Inclusion is a State of Mind: Insight from a URJ Exemplar Congregation11/18/2015
There’s a significant uptick of energy in the Jewish disability world right now. Following recent events like the Ruderman Inclusion Summit and the URJ Biennial, people are talking about this issue in ways they never have before – and organizations are (finally!) making commitments to change.
At my congregation, Temple Beth-El in Hillsborough, N.J., we are not perfect, but I am so proud to be an integral part of a community that is committed to this ideal and is continually striving to improve. At the Biennial, we were one of 27 congregations recognized by the Reform Movement as an Exemplar Congregation, one that has excelled in one or more areas of inclusion and has agreed to serve as a mentor to other congregational professionals in specific areas of inclusion.
We have always done this work because it is the right thing to do. We have made commitments of both time and money because no one should be left on the outside of congregational life. Ever. We do not do this work for the fanfare and certainly not because we owe it to someone. We do it because we owe it to everyone. We all benefit when our communities are truly inclusive. It really is exciting to go to work every day and think about what we do well, while helping to discover ways that we can do it even better.
But even though we don’t do this work for the praise or recognition, there is no question that kavod (respect) for hard work and commitment is significant. I genuinely appreciate that our congregation had the opportunity to be honored at the recent URJ Biennial as an Exemplar Congregation is Disability Inclusion. It was a joy to celebrate our accomplishments and it was special to be surrounded by others committed to this holy work. At TBE we will use this honor as a springboard to continue to move forward, finding ever more ways to widen our reach and welcome everyone.
Inclusion matters. It’s not a favor we do. It’s not a program or a classroom or a social action project.
Inclusion is a state of mind.
Because, quite frankly, what still stands in the way of inclusion in most communities is attitude. From the American Camping Association:
The biggest barrier to creating an inclusive program is not the lack of resources, knowledge, or accessible facilities. The biggest barrier is actually one of attitude…we must understand that inclusion is first and foremost a philosophy. It is a mindset and a belief that everyone has value and something to contribute.It is a willingness to see the ability in everyone and match skill with challenge.
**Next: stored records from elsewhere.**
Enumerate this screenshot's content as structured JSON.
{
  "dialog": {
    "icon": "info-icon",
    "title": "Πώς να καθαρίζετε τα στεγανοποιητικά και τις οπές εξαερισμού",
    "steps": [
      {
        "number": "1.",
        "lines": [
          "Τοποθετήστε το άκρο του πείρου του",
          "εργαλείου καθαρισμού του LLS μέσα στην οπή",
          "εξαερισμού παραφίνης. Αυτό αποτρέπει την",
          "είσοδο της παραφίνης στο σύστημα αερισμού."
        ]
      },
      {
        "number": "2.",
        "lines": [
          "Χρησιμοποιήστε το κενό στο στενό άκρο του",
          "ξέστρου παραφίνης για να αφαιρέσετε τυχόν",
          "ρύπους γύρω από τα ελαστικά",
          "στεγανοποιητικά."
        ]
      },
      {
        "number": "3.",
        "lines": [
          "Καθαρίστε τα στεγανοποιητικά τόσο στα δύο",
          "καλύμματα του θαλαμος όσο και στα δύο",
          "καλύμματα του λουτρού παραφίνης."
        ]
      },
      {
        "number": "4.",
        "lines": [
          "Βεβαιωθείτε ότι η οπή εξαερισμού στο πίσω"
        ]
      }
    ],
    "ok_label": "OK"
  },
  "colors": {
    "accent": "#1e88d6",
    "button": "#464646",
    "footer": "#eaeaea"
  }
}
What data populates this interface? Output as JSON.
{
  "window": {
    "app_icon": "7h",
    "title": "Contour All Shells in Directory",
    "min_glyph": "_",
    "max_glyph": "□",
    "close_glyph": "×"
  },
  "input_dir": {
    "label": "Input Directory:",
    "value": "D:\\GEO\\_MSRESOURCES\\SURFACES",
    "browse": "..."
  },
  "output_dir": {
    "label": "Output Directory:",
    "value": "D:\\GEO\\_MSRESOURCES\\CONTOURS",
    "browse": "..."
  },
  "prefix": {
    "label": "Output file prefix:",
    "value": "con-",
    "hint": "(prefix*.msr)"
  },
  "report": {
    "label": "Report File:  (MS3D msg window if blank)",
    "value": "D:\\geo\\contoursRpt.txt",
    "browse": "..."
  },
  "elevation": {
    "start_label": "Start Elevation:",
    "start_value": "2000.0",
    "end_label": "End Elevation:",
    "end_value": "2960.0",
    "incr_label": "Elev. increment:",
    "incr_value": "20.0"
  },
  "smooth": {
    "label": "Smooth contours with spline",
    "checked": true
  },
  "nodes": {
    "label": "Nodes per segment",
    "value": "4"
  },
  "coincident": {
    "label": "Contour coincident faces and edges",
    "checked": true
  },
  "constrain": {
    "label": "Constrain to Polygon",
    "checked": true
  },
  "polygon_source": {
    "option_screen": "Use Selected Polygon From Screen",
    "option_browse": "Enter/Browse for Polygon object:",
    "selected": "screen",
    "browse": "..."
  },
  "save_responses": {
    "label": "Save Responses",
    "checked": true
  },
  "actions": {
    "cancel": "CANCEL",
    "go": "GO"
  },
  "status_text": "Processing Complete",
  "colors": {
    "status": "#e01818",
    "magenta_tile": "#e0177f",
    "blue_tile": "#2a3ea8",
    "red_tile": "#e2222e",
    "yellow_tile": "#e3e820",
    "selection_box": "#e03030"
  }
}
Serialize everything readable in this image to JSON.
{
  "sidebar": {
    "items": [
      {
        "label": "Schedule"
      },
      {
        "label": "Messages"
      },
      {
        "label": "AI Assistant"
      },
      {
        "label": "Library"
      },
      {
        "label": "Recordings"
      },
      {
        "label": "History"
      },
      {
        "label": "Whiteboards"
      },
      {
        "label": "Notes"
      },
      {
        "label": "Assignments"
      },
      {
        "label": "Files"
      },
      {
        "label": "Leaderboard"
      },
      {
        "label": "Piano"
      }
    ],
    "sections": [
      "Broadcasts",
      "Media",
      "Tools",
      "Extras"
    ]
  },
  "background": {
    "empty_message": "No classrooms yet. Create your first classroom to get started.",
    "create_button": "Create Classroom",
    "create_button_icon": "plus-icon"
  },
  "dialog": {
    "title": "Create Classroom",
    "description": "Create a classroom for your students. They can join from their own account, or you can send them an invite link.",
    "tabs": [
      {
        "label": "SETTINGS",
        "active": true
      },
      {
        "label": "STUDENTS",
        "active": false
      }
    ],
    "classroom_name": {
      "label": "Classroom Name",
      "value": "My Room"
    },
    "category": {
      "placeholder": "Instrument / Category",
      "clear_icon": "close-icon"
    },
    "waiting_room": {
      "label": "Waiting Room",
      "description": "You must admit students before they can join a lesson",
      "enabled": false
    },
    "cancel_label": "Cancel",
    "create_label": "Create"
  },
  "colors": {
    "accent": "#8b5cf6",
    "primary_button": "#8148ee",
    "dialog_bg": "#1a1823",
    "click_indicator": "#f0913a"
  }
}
It is an understanding that what our programs really provide at their heart is the opportunity to build relationships, learn who we are, and develop skills.It is being committed to the process of making our programs accessible — not only in the physical sense, but also by ensuring that each person’s participation is meaningful….Once we understand that inclusion is not a place, a program, or a time-limited opportunity, and that it is a state of being and a way of operating that says “all are welcome,” we can overcome the practical barriers of resources, knowledge, and accessible facilities.